GIVEN RECORDS -

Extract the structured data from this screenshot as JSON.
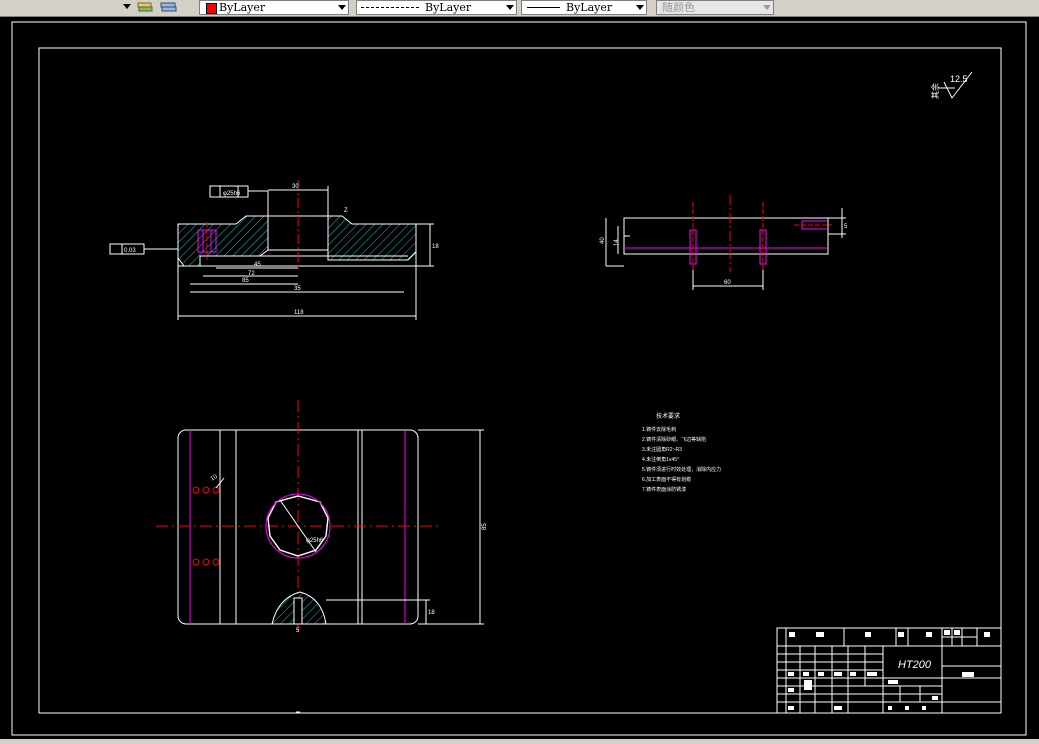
{
  "toolbar": {
    "color_control": "ByLayer",
    "linetype_control": "ByLayer",
    "lineweight_control": "ByLayer",
    "plot_style_control": "随颜色"
  },
  "drawing": {
    "surface_finish": "12.5",
    "surface_finish_note": "其余",
    "material": "HT200",
    "tech_req_title": "技术要求",
    "tech_req_lines": [
      "1.铸件去除毛刺",
      "2.铸件清除砂眼、飞边等缺陷",
      "3.未注圆角R2~R3",
      "4.未注倒角1x45°",
      "5.铸件须进行时效处理，消除内应力",
      "6.加工表面不得有划痕",
      "7.铸件表面涂防锈漆"
    ],
    "dims": {
      "d_25h6": "φ25h6",
      "d_015": "0.03",
      "d_30": "30",
      "d_45": "45",
      "d_72": "72",
      "d_85": "85",
      "d_118": "118",
      "d_40": "40",
      "d_60": "60",
      "d_14": "14",
      "d_5": "5",
      "d_18": "18",
      "d_10": "10",
      "d_z": "Z",
      "d_35": "35"
    }
  }
}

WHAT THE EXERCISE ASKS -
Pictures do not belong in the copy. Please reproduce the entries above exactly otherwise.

SOLUTION TO THIS PROBLEM -
Extract the structured data from this screenshot as JSON.
{
  "toolbar": {
    "color_control": "ByLayer",
    "linetype_control": "ByLayer",
    "lineweight_control": "ByLayer",
    "plot_style_control": "随颜色"
  },
  "drawing": {
    "surface_finish": "12.5",
    "surface_finish_note": "其余",
    "material": "HT200",
    "tech_req_title": "技术要求",
    "tech_req_lines": [
      "1.铸件去除毛刺",
      "2.铸件清除砂眼、飞边等缺陷",
      "3.未注圆角R2~R3",
      "4.未注倒角1x45°",
      "5.铸件须进行时效处理，消除内应力",
      "6.加工表面不得有划痕",
      "7.铸件表面涂防锈漆"
    ],
    "dims": {
      "d_25h6": "φ25h6",
      "d_015": "0.03",
      "d_30": "30",
      "d_45": "45",
      "d_72": "72",
      "d_85": "85",
      "d_118": "118",
      "d_40": "40",
      "d_60": "60",
      "d_14": "14",
      "d_5": "5",
      "d_18": "18",
      "d_10": "10",
      "d_z": "Z",
      "d_35": "35"
    }
  }
}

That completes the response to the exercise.